The answer is all of the entries below, repeated exactly and free of pictures.
———
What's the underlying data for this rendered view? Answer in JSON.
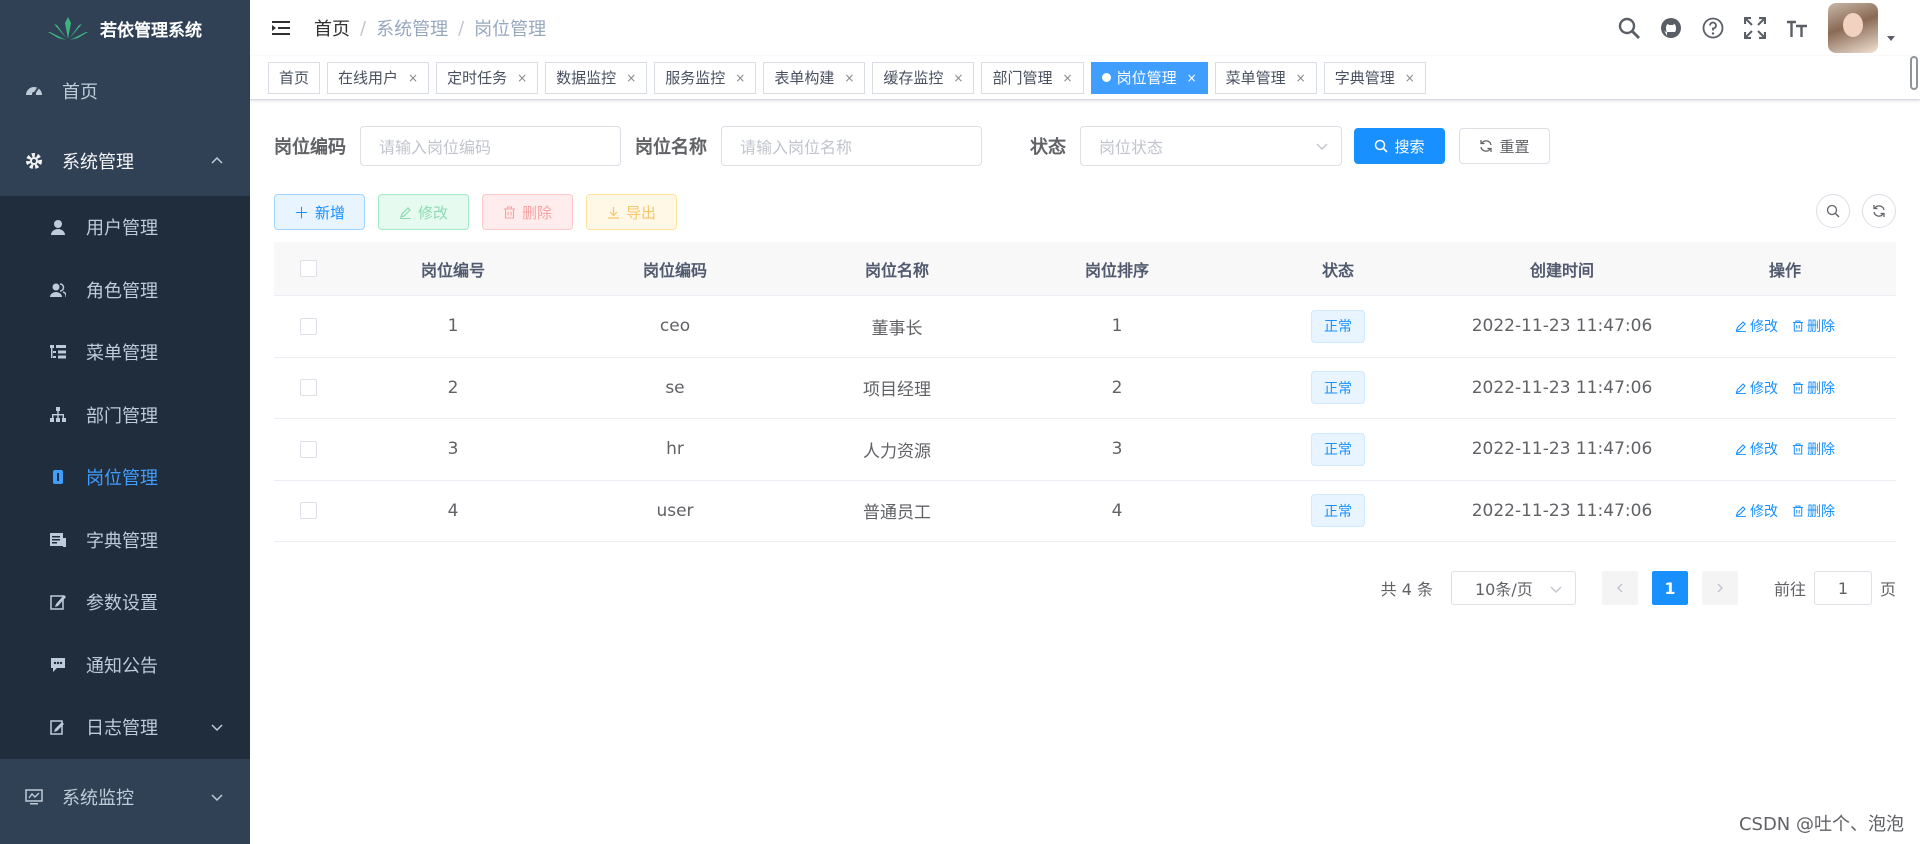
{
  "app": {
    "title": "若依管理系统"
  },
  "sidebar": {
    "items": [
      {
        "label": "首页",
        "icon": "dashboard-icon"
      },
      {
        "label": "系统管理",
        "icon": "system-gear-icon",
        "expanded": true,
        "children": [
          {
            "label": "用户管理",
            "icon": "user-icon"
          },
          {
            "label": "角色管理",
            "icon": "peoples-icon"
          },
          {
            "label": "菜单管理",
            "icon": "tree-table-icon"
          },
          {
            "label": "部门管理",
            "icon": "tree-icon"
          },
          {
            "label": "岗位管理",
            "icon": "post-icon",
            "active": true
          },
          {
            "label": "字典管理",
            "icon": "dict-icon"
          },
          {
            "label": "参数设置",
            "icon": "edit-icon"
          },
          {
            "label": "通知公告",
            "icon": "message-icon"
          },
          {
            "label": "日志管理",
            "icon": "log-icon"
          }
        ]
      },
      {
        "label": "系统监控",
        "icon": "monitor-icon"
      }
    ]
  },
  "breadcrumb": {
    "home": "首页",
    "sep": "/",
    "level1": "系统管理",
    "level2": "岗位管理"
  },
  "tags": [
    {
      "label": "首页",
      "closable": false
    },
    {
      "label": "在线用户",
      "closable": true
    },
    {
      "label": "定时任务",
      "closable": true
    },
    {
      "label": "数据监控",
      "closable": true
    },
    {
      "label": "服务监控",
      "closable": true
    },
    {
      "label": "表单构建",
      "closable": true
    },
    {
      "label": "缓存监控",
      "closable": true
    },
    {
      "label": "部门管理",
      "closable": true
    },
    {
      "label": "岗位管理",
      "closable": true,
      "active": true
    },
    {
      "label": "菜单管理",
      "closable": true
    },
    {
      "label": "字典管理",
      "closable": true
    }
  ],
  "tag_close": "×",
  "search": {
    "post_code_label": "岗位编码",
    "post_code_placeholder": "请输入岗位编码",
    "post_name_label": "岗位名称",
    "post_name_placeholder": "请输入岗位名称",
    "status_label": "状态",
    "status_placeholder": "岗位状态",
    "search_button": "搜索",
    "reset_button": "重置"
  },
  "toolbar": {
    "add": "新增",
    "edit": "修改",
    "delete": "删除",
    "export": "导出"
  },
  "table": {
    "columns": [
      "岗位编号",
      "岗位编码",
      "岗位名称",
      "岗位排序",
      "状态",
      "创建时间",
      "操作"
    ],
    "rows": [
      {
        "id": "1",
        "code": "ceo",
        "name": "董事长",
        "sort": "1",
        "status": "正常",
        "created": "2022-11-23 11:47:06"
      },
      {
        "id": "2",
        "code": "se",
        "name": "项目经理",
        "sort": "2",
        "status": "正常",
        "created": "2022-11-23 11:47:06"
      },
      {
        "id": "3",
        "code": "hr",
        "name": "人力资源",
        "sort": "3",
        "status": "正常",
        "created": "2022-11-23 11:47:06"
      },
      {
        "id": "4",
        "code": "user",
        "name": "普通员工",
        "sort": "4",
        "status": "正常",
        "created": "2022-11-23 11:47:06"
      }
    ],
    "op_edit": "修改",
    "op_delete": "删除"
  },
  "pagination": {
    "total": "共 4 条",
    "page_size": "10条/页",
    "current_page": "1",
    "goto_prefix": "前往",
    "goto_value": "1",
    "goto_suffix": "页"
  },
  "watermark": "CSDN @吐个、泡泡",
  "colors": {
    "sidebar_bg": "#304156",
    "submenu_bg": "#1f2d3d",
    "primary": "#1890ff",
    "active_menu": "#409eff"
  }
}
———
**Response**:
What's the underlying data for this rendered view? Answer in JSON.
{
  "app": {
    "title": "若依管理系统"
  },
  "sidebar": {
    "items": [
      {
        "label": "首页",
        "icon": "dashboard-icon"
      },
      {
        "label": "系统管理",
        "icon": "system-gear-icon",
        "expanded": true,
        "children": [
          {
            "label": "用户管理",
            "icon": "user-icon"
          },
          {
            "label": "角色管理",
            "icon": "peoples-icon"
          },
          {
            "label": "菜单管理",
            "icon": "tree-table-icon"
          },
          {
            "label": "部门管理",
            "icon": "tree-icon"
          },
          {
            "label": "岗位管理",
            "icon": "post-icon",
            "active": true
          },
          {
            "label": "字典管理",
            "icon": "dict-icon"
          },
          {
            "label": "参数设置",
            "icon": "edit-icon"
          },
          {
            "label": "通知公告",
            "icon": "message-icon"
          },
          {
            "label": "日志管理",
            "icon": "log-icon"
          }
        ]
      },
      {
        "label": "系统监控",
        "icon": "monitor-icon"
      }
    ]
  },
  "breadcrumb": {
    "home": "首页",
    "sep": "/",
    "level1": "系统管理",
    "level2": "岗位管理"
  },
  "tags": [
    {
      "label": "首页",
      "closable": false
    },
    {
      "label": "在线用户",
      "closable": true
    },
    {
      "label": "定时任务",
      "closable": true
    },
    {
      "label": "数据监控",
      "closable": true
    },
    {
      "label": "服务监控",
      "closable": true
    },
    {
      "label": "表单构建",
      "closable": true
    },
    {
      "label": "缓存监控",
      "closable": true
    },
    {
      "label": "部门管理",
      "closable": true
    },
    {
      "label": "岗位管理",
      "closable": true,
      "active": true
    },
    {
      "label": "菜单管理",
      "closable": true
    },
    {
      "label": "字典管理",
      "closable": true
    }
  ],
  "tag_close": "×",
  "search": {
    "post_code_label": "岗位编码",
    "post_code_placeholder": "请输入岗位编码",
    "post_name_label": "岗位名称",
    "post_name_placeholder": "请输入岗位名称",
    "status_label": "状态",
    "status_placeholder": "岗位状态",
    "search_button": "搜索",
    "reset_button": "重置"
  },
  "toolbar": {
    "add": "新增",
    "edit": "修改",
    "delete": "删除",
    "export": "导出"
  },
  "table": {
    "columns": [
      "岗位编号",
      "岗位编码",
      "岗位名称",
      "岗位排序",
      "状态",
      "创建时间",
      "操作"
    ],
    "rows": [
      {
        "id": "1",
        "code": "ceo",
        "name": "董事长",
        "sort": "1",
        "status": "正常",
        "created": "2022-11-23 11:47:06"
      },
      {
        "id": "2",
        "code": "se",
        "name": "项目经理",
        "sort": "2",
        "status": "正常",
        "created": "2022-11-23 11:47:06"
      },
      {
        "id": "3",
        "code": "hr",
        "name": "人力资源",
        "sort": "3",
        "status": "正常",
        "created": "2022-11-23 11:47:06"
      },
      {
        "id": "4",
        "code": "user",
        "name": "普通员工",
        "sort": "4",
        "status": "正常",
        "created": "2022-11-23 11:47:06"
      }
    ],
    "op_edit": "修改",
    "op_delete": "删除"
  },
  "pagination": {
    "total": "共 4 条",
    "page_size": "10条/页",
    "current_page": "1",
    "goto_prefix": "前往",
    "goto_value": "1",
    "goto_suffix": "页"
  },
  "watermark": "CSDN @吐个、泡泡",
  "colors": {
    "sidebar_bg": "#304156",
    "submenu_bg": "#1f2d3d",
    "primary": "#1890ff",
    "active_menu": "#409eff"
  }
}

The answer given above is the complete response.